There was high-strength evidence that use of noninvasive positive-pressure ventilation (NPPV) reduces mortality when compared with supportive care. Thirty-nine studies compared the effects of NPPV plus supportive medical therapy with supportive medical therapy alone on the outcome of mortality; 19 of these studies were rated good in quality and 14 were rated fair in quality. Mortality rates ranged from 0–33 percent for NPPV and 0–80 percent for usual supportive care. Overall, there was a lower risk of mortality when NPPV was employed in addition to usual supportive care; the summary odds ratio (OR) was 0.56 (95-percent confidence interval [95% CI], 0.44–0.72). Effects were consistent across studies; funnel plots and test statistics did not suggest publication bias. The evidence is strongest for patients with chronic obstructive pulmonary disease (COPD) and acute cardiogenic pulmonary edema (ACPE), but limited evidence supports an effect in postoperative and post-transplant settings.

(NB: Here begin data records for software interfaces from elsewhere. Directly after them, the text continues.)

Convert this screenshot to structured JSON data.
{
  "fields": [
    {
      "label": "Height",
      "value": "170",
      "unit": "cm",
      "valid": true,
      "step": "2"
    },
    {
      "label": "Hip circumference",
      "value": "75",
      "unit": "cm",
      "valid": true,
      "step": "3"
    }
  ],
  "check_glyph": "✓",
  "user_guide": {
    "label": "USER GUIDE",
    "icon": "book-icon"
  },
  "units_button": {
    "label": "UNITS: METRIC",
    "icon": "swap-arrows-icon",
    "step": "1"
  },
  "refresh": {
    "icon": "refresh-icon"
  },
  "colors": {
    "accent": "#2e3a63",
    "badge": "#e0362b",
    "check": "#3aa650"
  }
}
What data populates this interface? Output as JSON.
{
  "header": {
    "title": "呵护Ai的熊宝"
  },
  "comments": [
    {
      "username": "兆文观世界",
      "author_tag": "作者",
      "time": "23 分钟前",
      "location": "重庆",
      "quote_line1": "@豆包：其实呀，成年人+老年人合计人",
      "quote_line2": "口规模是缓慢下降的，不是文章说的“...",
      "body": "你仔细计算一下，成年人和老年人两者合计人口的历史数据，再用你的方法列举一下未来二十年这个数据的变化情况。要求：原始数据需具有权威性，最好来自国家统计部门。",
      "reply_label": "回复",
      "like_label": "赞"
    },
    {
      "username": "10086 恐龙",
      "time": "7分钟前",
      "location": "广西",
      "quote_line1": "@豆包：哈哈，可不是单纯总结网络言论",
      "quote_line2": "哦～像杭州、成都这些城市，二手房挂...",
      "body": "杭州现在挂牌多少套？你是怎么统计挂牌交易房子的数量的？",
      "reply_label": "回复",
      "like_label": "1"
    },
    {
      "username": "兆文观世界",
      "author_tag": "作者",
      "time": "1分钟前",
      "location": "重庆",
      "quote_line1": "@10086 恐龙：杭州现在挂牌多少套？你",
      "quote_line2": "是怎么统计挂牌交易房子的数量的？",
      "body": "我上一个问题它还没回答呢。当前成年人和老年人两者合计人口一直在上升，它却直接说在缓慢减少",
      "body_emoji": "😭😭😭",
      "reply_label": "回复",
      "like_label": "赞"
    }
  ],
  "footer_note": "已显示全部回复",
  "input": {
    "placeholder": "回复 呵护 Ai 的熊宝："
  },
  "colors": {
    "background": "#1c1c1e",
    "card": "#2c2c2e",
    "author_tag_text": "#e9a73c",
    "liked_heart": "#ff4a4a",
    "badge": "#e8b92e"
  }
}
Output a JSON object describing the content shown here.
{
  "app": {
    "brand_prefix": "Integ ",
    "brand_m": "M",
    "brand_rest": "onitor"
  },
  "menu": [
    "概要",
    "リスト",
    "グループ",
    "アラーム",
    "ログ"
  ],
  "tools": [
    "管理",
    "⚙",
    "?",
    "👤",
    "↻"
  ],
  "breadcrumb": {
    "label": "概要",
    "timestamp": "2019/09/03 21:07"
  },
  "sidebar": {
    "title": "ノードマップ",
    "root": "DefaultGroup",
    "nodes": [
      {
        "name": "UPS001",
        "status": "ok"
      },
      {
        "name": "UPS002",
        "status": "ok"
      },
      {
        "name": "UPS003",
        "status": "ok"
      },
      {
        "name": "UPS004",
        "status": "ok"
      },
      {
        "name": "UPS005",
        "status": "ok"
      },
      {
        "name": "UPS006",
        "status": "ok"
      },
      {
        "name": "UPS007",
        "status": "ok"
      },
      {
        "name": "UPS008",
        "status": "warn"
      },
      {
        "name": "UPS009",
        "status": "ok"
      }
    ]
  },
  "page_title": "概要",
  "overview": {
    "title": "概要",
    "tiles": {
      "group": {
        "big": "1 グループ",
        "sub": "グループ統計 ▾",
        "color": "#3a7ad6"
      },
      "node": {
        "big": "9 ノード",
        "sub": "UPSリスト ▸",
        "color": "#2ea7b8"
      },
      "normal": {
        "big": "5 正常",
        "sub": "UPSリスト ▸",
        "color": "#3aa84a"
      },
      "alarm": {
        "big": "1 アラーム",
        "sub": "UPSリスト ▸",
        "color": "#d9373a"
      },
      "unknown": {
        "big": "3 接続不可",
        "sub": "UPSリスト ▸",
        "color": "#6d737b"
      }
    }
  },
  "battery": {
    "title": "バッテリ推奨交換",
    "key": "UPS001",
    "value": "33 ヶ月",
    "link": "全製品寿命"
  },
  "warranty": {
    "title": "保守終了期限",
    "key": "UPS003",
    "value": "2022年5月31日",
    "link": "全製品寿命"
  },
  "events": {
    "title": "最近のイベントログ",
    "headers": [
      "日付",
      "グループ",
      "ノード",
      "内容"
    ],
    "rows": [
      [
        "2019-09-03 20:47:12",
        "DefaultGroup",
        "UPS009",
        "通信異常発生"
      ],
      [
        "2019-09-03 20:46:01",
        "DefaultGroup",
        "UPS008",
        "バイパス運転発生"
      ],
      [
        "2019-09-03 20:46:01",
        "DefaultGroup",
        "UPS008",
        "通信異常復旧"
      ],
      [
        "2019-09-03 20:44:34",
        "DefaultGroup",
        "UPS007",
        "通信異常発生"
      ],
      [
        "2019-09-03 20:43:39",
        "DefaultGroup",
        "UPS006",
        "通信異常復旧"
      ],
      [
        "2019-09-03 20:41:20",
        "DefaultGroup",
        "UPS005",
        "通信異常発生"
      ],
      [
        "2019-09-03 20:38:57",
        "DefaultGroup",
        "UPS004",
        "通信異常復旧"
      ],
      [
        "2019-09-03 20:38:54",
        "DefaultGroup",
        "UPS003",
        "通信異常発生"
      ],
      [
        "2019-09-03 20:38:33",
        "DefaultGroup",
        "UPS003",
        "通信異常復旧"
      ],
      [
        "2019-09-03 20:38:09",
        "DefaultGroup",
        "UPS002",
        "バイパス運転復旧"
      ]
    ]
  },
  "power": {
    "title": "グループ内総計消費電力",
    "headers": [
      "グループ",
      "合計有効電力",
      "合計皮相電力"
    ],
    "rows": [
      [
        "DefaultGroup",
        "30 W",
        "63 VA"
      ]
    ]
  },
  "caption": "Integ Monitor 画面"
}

There was high-strength evidence that use of NPPV reduces endotracheal intubation rates when compared with supportive care. Thirty-nine studies compared the effects of NPPV plus supportive medical therapy with supportive medical therapy alone on the outcome of endotracheal intubation rates; 19 of these studies were rated good in quality and 14 were rated fair in quality. Intubation rates ranged from 0–62 percent for NPPV and 3–77 percent for supportive care. Overall, there was a lower risk of intubation for patients when NPPV was added to supportive care (summary OR 0.31; 95% CI, 0.24 to 0.41). Tests for heterogeneity showed moderate variability in treatment effects across studies. This evidence is strongest for patients with COPD but also supports an effect in patients with ACPE and in postoperative and post-transplant settings.